What is a Lottery?


A lottery is a game of chance where people buy tickets for a small price in order to win a large sum of money. It is a form of gambling and it can be played online or in person. The winner is chosen through a random drawing. The jackpots can be very high and the prize money varies between lotteries. Some states have banned the lottery while others promote it heavily and make it a big part of their state budgets.

Lotteries are very popular among Americans and are one of the most common forms of gambling. In fact, Americans spend over $80 Billion on the lottery every year! That’s over $600 per household, which is a lot of money. If you want to be financially independent, it is best to avoid playing the lottery. Instead, you should invest the money into building an emergency fund and paying off your credit card debt.

While playing the lottery can be an exciting and fun experience, it is important to know your odds of winning before purchasing a ticket.

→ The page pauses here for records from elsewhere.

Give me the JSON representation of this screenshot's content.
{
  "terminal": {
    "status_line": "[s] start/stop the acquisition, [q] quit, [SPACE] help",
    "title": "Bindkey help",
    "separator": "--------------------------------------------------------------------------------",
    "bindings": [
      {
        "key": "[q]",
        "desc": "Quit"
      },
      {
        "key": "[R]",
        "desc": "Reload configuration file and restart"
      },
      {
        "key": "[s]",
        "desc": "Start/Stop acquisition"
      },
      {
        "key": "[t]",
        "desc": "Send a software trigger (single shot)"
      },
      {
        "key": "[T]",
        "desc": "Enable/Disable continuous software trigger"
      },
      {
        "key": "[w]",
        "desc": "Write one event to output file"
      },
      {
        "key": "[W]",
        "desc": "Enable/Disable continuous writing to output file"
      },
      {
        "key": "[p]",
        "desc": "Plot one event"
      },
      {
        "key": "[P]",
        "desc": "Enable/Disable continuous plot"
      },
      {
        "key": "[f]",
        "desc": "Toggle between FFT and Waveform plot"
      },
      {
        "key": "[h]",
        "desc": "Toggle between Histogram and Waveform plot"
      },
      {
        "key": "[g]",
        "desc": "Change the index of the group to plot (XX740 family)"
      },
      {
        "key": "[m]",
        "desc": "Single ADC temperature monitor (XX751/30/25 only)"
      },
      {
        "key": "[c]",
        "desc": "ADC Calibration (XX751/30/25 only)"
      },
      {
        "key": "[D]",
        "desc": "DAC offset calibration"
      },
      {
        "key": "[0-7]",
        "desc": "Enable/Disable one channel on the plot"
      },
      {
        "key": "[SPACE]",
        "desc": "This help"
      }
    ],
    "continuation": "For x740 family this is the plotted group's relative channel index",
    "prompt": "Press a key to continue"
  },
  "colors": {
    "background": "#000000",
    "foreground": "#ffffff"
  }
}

The odds are based on the probability that you will be selected as a winner and the number of other tickets purchased by other players. You can increase your chances of winning by selecting numbers that are less frequently selected or by purchasing multiple tickets. Also, be sure to check out the terms and conditions of your favorite lottery to ensure that you are eligible for a specific prize.

The origins of the lottery can be traced back to ancient times. The Old Testament instructs Moses to divide land by lot, and Roman emperors gave away property and slaves through lotteries. In the early modern era, states sought to raise revenue in a variety of ways, including by running lotteries.

Some of the earliest public lotteries were run in the Low Countries during the 15th century, to raise funds for town fortifications and to help the poor. The word “lottery” is probably derived from Middle Dutch loterie, a calque on the French word loterie, both of which are a calque on Old English lot meaning “drawing lots” and “fate”.

States needed money for a variety of reasons, including to support the war effort, the social safety net, and the growth of the economy. They figured that since people were going to gamble anyway, they might as well capture some of that action and use it for good. They also believed that the money would be sufficient to replace taxes on the working class and middle class, which they saw as unfair.

The lottery has become an integral part of American culture, and it plays a huge role in the country’s economy. Many states promote their lotteries as a way to fund education and other public services, but it is important to understand that the state’s financial benefits of lotteries are not as great as they may seem.